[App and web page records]
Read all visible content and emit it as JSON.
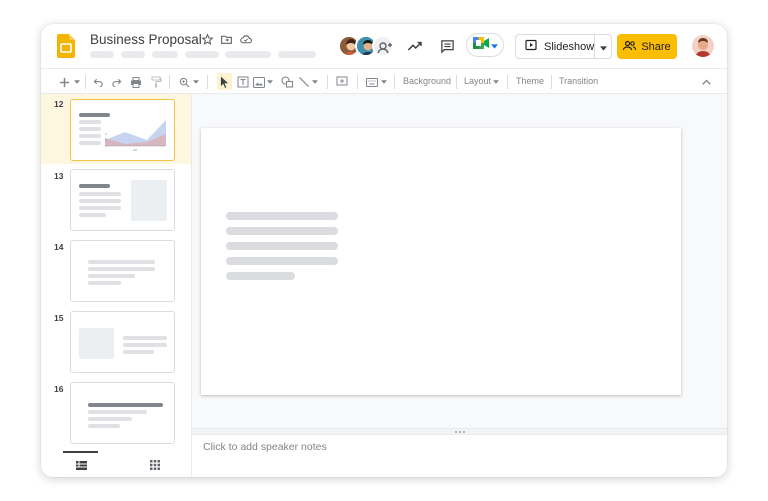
{
  "window": {
    "doc_title": "Business Proposal",
    "icons": [
      "star-icon",
      "move-to-folder-icon",
      "cloud-saved-icon"
    ]
  },
  "header": {
    "collaborators": [
      "collaborator-avatar-1",
      "collaborator-avatar-2",
      "collaborator-more-avatar"
    ],
    "activity_icon": "trending-up-icon",
    "comments_icon": "comment-icon",
    "meet_icon": "google-meet-icon",
    "slideshow_label": "Slideshow",
    "share_label": "Share",
    "accent_color": "#fbbc04"
  },
  "toolbar": {
    "background_label": "Background",
    "layout_label": "Layout",
    "theme_label": "Theme",
    "transition_label": "Transition"
  },
  "filmstrip": {
    "slides": [
      {
        "number": "12",
        "selected": true
      },
      {
        "number": "13",
        "selected": false
      },
      {
        "number": "14",
        "selected": false
      },
      {
        "number": "15",
        "selected": false
      },
      {
        "number": "16",
        "selected": false
      }
    ],
    "selected_color": "#fef7e0"
  },
  "notes": {
    "placeholder": "Click to add speaker notes"
  }
}
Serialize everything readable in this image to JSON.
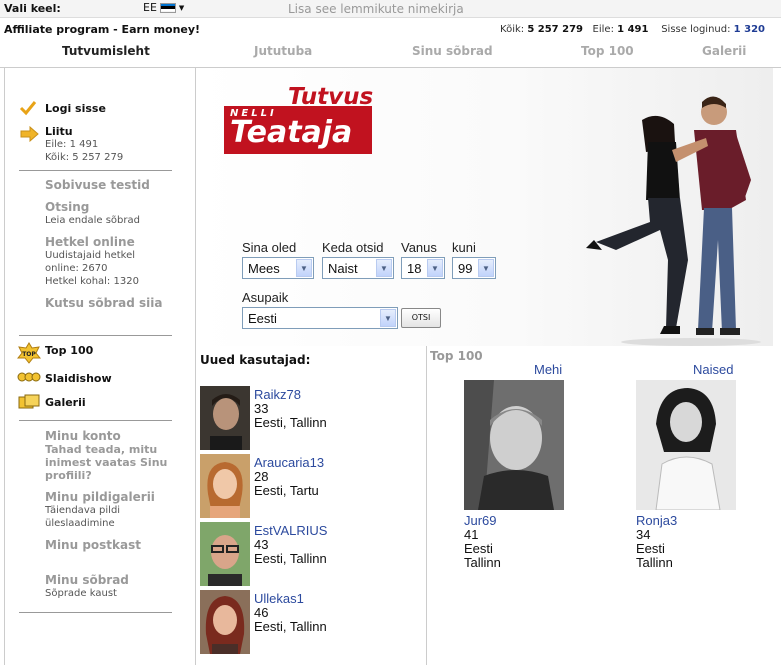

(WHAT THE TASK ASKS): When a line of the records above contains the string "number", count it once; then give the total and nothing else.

(ANSWER BOX): 5